In less than a decade, Michael Arndt went from winning an Oscar for Best Original Screenplay with Little Miss Sunshine, to getting nominated for Best Adapted Screenplay with Toy Story 3 for his second credit, and then on working on diverse genres and scales with great success.
In other words, Michael Arndt knows what he talks about when it comes to screenwriting. And the good news is that he shared what he learned at Pixar about how to start with a strong and steady beginning for your story, as he was struggling to come up with the right story.
This is a great complement to Pixar’s 22 Storytelling Rules from Emma Coats, and Wall-E‘s screenwriter Andrew Stanton about the clue to great storytelling.
In the video, Arndt illustrates his points by using three Pixar films: Toy Story, The Incredibles and Finding Nemo.
Here are the key steps to a good beginning:
Step 1: Show Your Hero Doing What They Love Most
“Usually what you do when you’re introducing your main character is that you show them doing what they love most. This is their grand passion, it’s their defining trait, it’s the center of their whole universe.
So you start with your main character, you introduce the universe they live in, and you show your hero doing the thing they love to do most.”
Step 2: Add a Flaw
“But then your character needs one more thing. He needs a flaw. Now what’s key here is that the character’s flaw actually comes out of her grand passion. It’s a good thing that’s just been taken too far.”
Step 3: Add a Storm
“And then you want to establish storm clouds on the horizon, which is your character is walking down the road of life, it’s a nice bright sunny day, but off on the horizon, there are some dark clouds gathering. And then… BABOOM! Something comes in and totally blows apart your joyous life and turns it upside down.”
Step 4: Add Insult to Injury
“But that bolt from the blue, BABOOM, isn’t enough on its own.
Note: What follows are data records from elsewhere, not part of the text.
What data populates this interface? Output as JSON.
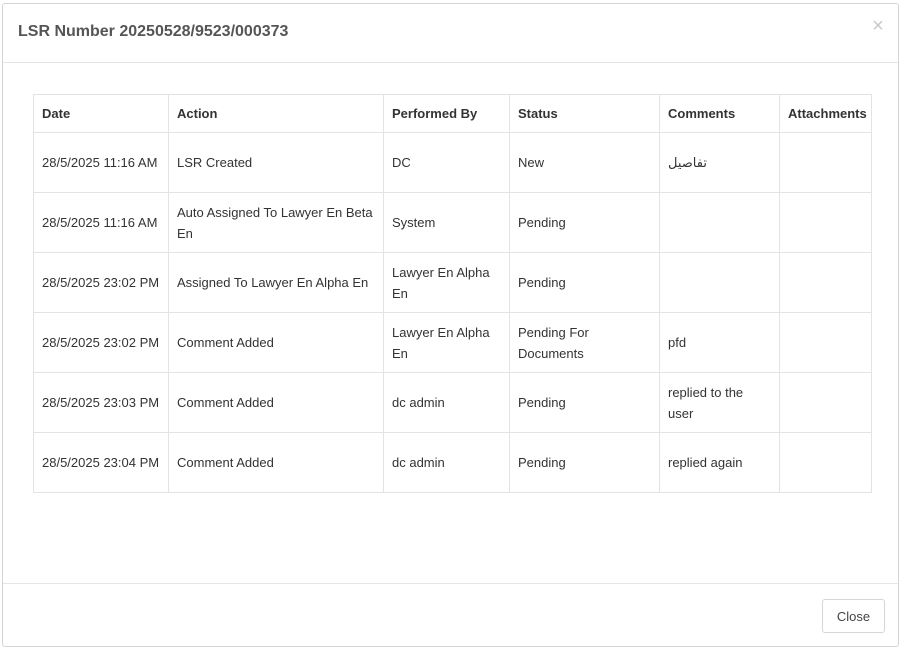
{
  "modal": {
    "title": "LSR Number 20250528/9523/000373",
    "close_icon": "close-icon",
    "close_glyph": "×",
    "close_button_label": "Close"
  },
  "table": {
    "columns": [
      "Date",
      "Action",
      "Performed By",
      "Status",
      "Comments",
      "Attachments"
    ],
    "rows": [
      {
        "date": "28/5/2025 11:16 AM",
        "action": "LSR Created",
        "performed_by": "DC",
        "status": "New",
        "comments": "تفاصيل",
        "attachments": ""
      },
      {
        "date": "28/5/2025 11:16 AM",
        "action": "Auto Assigned To Lawyer En Beta En",
        "performed_by": "System",
        "status": "Pending",
        "comments": "",
        "attachments": ""
      },
      {
        "date": "28/5/2025 23:02 PM",
        "action": "Assigned To Lawyer En Alpha En",
        "performed_by": "Lawyer En Alpha En",
        "status": "Pending",
        "comments": "",
        "attachments": ""
      },
      {
        "date": "28/5/2025 23:02 PM",
        "action": "Comment Added",
        "performed_by": "Lawyer En Alpha En",
        "status": "Pending For Documents",
        "comments": "pfd",
        "attachments": ""
      },
      {
        "date": "28/5/2025 23:03 PM",
        "action": "Comment Added",
        "performed_by": "dc admin",
        "status": "Pending",
        "comments": "replied to the user",
        "attachments": ""
      },
      {
        "date": "28/5/2025 23:04 PM",
        "action": "Comment Added",
        "performed_by": "dc admin",
        "status": "Pending",
        "comments": "replied again",
        "attachments": ""
      }
    ]
  }
}
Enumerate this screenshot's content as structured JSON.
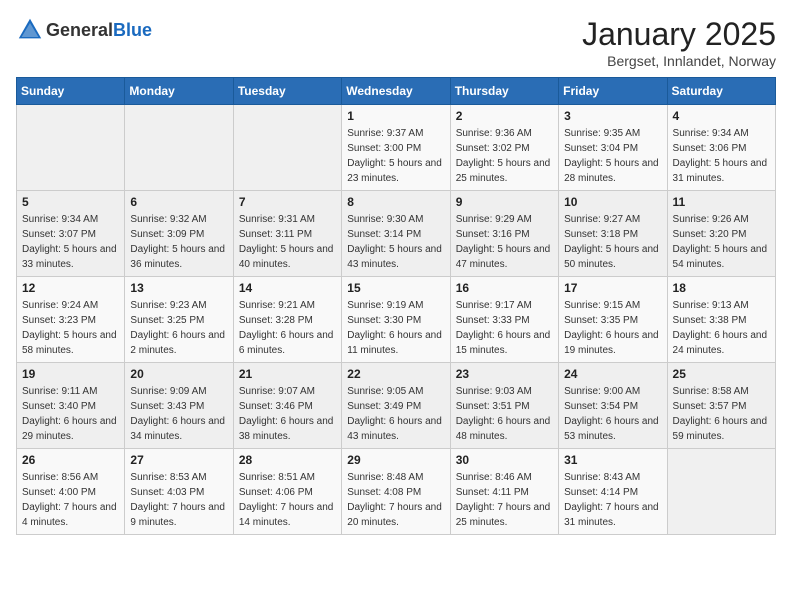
{
  "header": {
    "logo_general": "General",
    "logo_blue": "Blue",
    "month": "January 2025",
    "location": "Bergset, Innlandet, Norway"
  },
  "weekdays": [
    "Sunday",
    "Monday",
    "Tuesday",
    "Wednesday",
    "Thursday",
    "Friday",
    "Saturday"
  ],
  "weeks": [
    [
      {
        "day": "",
        "info": ""
      },
      {
        "day": "",
        "info": ""
      },
      {
        "day": "",
        "info": ""
      },
      {
        "day": "1",
        "info": "Sunrise: 9:37 AM\nSunset: 3:00 PM\nDaylight: 5 hours and 23 minutes."
      },
      {
        "day": "2",
        "info": "Sunrise: 9:36 AM\nSunset: 3:02 PM\nDaylight: 5 hours and 25 minutes."
      },
      {
        "day": "3",
        "info": "Sunrise: 9:35 AM\nSunset: 3:04 PM\nDaylight: 5 hours and 28 minutes."
      },
      {
        "day": "4",
        "info": "Sunrise: 9:34 AM\nSunset: 3:06 PM\nDaylight: 5 hours and 31 minutes."
      }
    ],
    [
      {
        "day": "5",
        "info": "Sunrise: 9:34 AM\nSunset: 3:07 PM\nDaylight: 5 hours and 33 minutes."
      },
      {
        "day": "6",
        "info": "Sunrise: 9:32 AM\nSunset: 3:09 PM\nDaylight: 5 hours and 36 minutes."
      },
      {
        "day": "7",
        "info": "Sunrise: 9:31 AM\nSunset: 3:11 PM\nDaylight: 5 hours and 40 minutes."
      },
      {
        "day": "8",
        "info": "Sunrise: 9:30 AM\nSunset: 3:14 PM\nDaylight: 5 hours and 43 minutes."
      },
      {
        "day": "9",
        "info": "Sunrise: 9:29 AM\nSunset: 3:16 PM\nDaylight: 5 hours and 47 minutes."
      },
      {
        "day": "10",
        "info": "Sunrise: 9:27 AM\nSunset: 3:18 PM\nDaylight: 5 hours and 50 minutes."
      },
      {
        "day": "11",
        "info": "Sunrise: 9:26 AM\nSunset: 3:20 PM\nDaylight: 5 hours and 54 minutes."
      }
    ],
    [
      {
        "day": "12",
        "info": "Sunrise: 9:24 AM\nSunset: 3:23 PM\nDaylight: 5 hours and 58 minutes."
      },
      {
        "day": "13",
        "info": "Sunrise: 9:23 AM\nSunset: 3:25 PM\nDaylight: 6 hours and 2 minutes."
      },
      {
        "day": "14",
        "info": "Sunrise: 9:21 AM\nSunset: 3:28 PM\nDaylight: 6 hours and 6 minutes."
      },
      {
        "day": "15",
        "info": "Sunrise: 9:19 AM\nSunset: 3:30 PM\nDaylight: 6 hours and 11 minutes."
      },
      {
        "day": "16",
        "info": "Sunrise: 9:17 AM\nSunset: 3:33 PM\nDaylight: 6 hours and 15 minutes."
      },
      {
        "day": "17",
        "info": "Sunrise: 9:15 AM\nSunset: 3:35 PM\nDaylight: 6 hours and 19 minutes."
      },
      {
        "day": "18",
        "info": "Sunrise: 9:13 AM\nSunset: 3:38 PM\nDaylight: 6 hours and 24 minutes."
      }
    ],
    [
      {
        "day": "19",
        "info": "Sunrise: 9:11 AM\nSunset: 3:40 PM\nDaylight: 6 hours and 29 minutes."
      },
      {
        "day": "20",
        "info": "Sunrise: 9:09 AM\nSunset: 3:43 PM\nDaylight: 6 hours and 34 minutes."
      },
      {
        "day": "21",
        "info": "Sunrise: 9:07 AM\nSunset: 3:46 PM\nDaylight: 6 hours and 38 minutes."
      },
      {
        "day": "22",
        "info": "Sunrise: 9:05 AM\nSunset: 3:49 PM\nDaylight: 6 hours and 43 minutes."
      },
      {
        "day": "23",
        "info": "Sunrise: 9:03 AM\nSunset: 3:51 PM\nDaylight: 6 hours and 48 minutes."
      },
      {
        "day": "24",
        "info": "Sunrise: 9:00 AM\nSunset: 3:54 PM\nDaylight: 6 hours and 53 minutes."
      },
      {
        "day": "25",
        "info": "Sunrise: 8:58 AM\nSunset: 3:57 PM\nDaylight: 6 hours and 59 minutes."
      }
    ],
    [
      {
        "day": "26",
        "info": "Sunrise: 8:56 AM\nSunset: 4:00 PM\nDaylight: 7 hours and 4 minutes."
      },
      {
        "day": "27",
        "info": "Sunrise: 8:53 AM\nSunset: 4:03 PM\nDaylight: 7 hours and 9 minutes."
      },
      {
        "day": "28",
        "info": "Sunrise: 8:51 AM\nSunset: 4:06 PM\nDaylight: 7 hours and 14 minutes."
      },
      {
        "day": "29",
        "info": "Sunrise: 8:48 AM\nSunset: 4:08 PM\nDaylight: 7 hours and 20 minutes."
      },
      {
        "day": "30",
        "info": "Sunrise: 8:46 AM\nSunset: 4:11 PM\nDaylight: 7 hours and 25 minutes."
      },
      {
        "day": "31",
        "info": "Sunrise: 8:43 AM\nSunset: 4:14 PM\nDaylight: 7 hours and 31 minutes."
      },
      {
        "day": "",
        "info": ""
      }
    ]
  ]
}
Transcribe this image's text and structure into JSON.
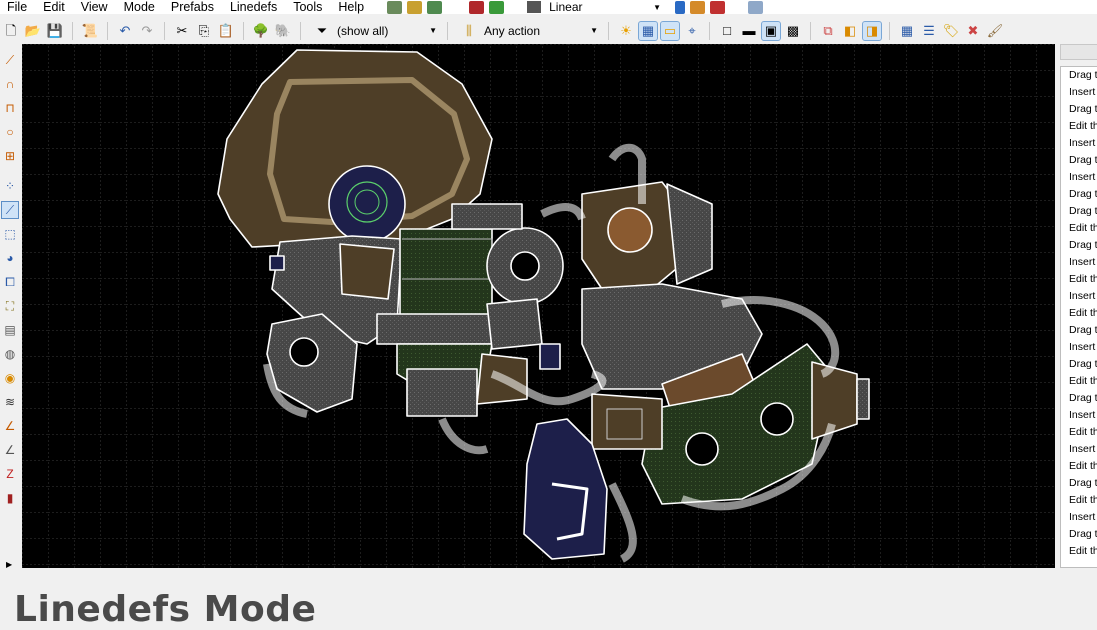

It’s not enough just to ruin your character’s life and take away their grand passion and change their whole sense of what their future is going to be, you got to add insult to injury. You gotta have something that’s going to make the whole world seem a little bit unfair.”
Step 5: Make Your Character Pick the Unhealthy Choice
“So now, your main character’s life has changed, her grand passion has been taken away, the world has revealed itself to be unfair, and she comes to a fork in the road, and she gotta have to make a choice on how to deal with her new reality.
There’s a high road to take, a healthy responsible choice, or a low road to take, and make an unhealthy, irresponsible choice.
And remember, if your character choses to do the right thing you really don’t have a story. (…)
The key thing here is that we are rooting for [the character] to do the unhealthy irresponsible thing because we feel her pain.”
Bring It Home
“So your story is coming out of your character’s deepest desire, and darkest fear.
The thing they love gets stolen away from them, and the world is revealed to be unfair.
To put things right, they have the make the journey that is the rest of the film, and by the end of the journey, hopefully, not only will they get back what they lost, but they’ll be forced to fix that little flaw they had when we first met them.
So that’s what I learned at Pixar, and I’m not saying that all stories need to start this way, but if you’re writing a script and you’re having a hard time getting started, I hope these ideas are helpful.”
I really enjoyed Arndt’s simple, clear and concise way of explaining it. As he said, this is not for all stories, but if you find yourself stuck developing your character, this first act’s skeleton will force you to ask yourself key questions about your character and her journey.
Watch the full video below for practical examples, and if you want to hear more from Michael Arndt, listen to his masterclass here, which also happens to be one of my favorite screenwriting talk.
Thanks to Jamuura